I understand the Deputy's comments and genuinely take them on board. As I have stated previously in the House, Members should by all means drop me a line regarding grievances they consider to be fundamental and I will bring them to the attention of Dublin Bus and have them looked into. That said, a serious quantity of money has been given to Dublin Bus. Between 2000 and 2010, €725 million has been paid in compensation for the public service obligation service. More direct routes have been put in place and there now are fewer diversions off quality bus corridors with bus routes being straightened up. Services are becoming far more frequent and 60% of customers now are being carried on the high-frequency routes. All Members will acknowledge that even the departure tables constitute a step in the right direction whereby people know buses will come at similar times each day. There are more frequent buses on many routes and from a customer service perspective in particular, the issue of better cross-city connections and better connections with the DART has come across well. I refer to improved punctuality with the highly successful real time passenger information, RTPI, signs of which the Deputy is aware. Moreover, additional use of technology, be it through applications or websites, also has increased effectiveness. Overall, it has become a more simple network. While I believe it needs time to bed in, the ongoing work is iterative and is having a dramatic impact for Dublin Bus and the Government will support it.

A brief question from Deputy Ellis.

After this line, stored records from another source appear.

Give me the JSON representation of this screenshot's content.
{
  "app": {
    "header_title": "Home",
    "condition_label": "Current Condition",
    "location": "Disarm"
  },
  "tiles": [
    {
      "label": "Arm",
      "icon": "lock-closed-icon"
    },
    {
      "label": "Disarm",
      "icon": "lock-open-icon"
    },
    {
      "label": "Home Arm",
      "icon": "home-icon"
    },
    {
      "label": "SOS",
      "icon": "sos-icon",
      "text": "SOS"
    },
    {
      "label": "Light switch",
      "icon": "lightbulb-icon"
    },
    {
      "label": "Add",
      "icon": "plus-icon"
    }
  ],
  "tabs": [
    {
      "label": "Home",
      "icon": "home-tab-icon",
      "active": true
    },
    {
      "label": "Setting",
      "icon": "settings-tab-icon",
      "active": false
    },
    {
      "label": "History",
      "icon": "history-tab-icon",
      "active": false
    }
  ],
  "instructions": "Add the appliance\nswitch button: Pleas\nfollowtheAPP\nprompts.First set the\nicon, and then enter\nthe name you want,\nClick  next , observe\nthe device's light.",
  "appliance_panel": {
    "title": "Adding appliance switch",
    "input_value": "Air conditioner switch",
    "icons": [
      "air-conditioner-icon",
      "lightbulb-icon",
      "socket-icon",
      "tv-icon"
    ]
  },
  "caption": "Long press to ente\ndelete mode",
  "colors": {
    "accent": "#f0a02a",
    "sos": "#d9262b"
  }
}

As for the amount of transport and the number of people using it, in some cases two and three bus routes are being merged into one. Proportionately, passenger numbers obviously will be a lot higher if one puts them all into a single bus. One must be careful about throwing out figures like that and the Minister of State should take on board that sometimes this is what is happening.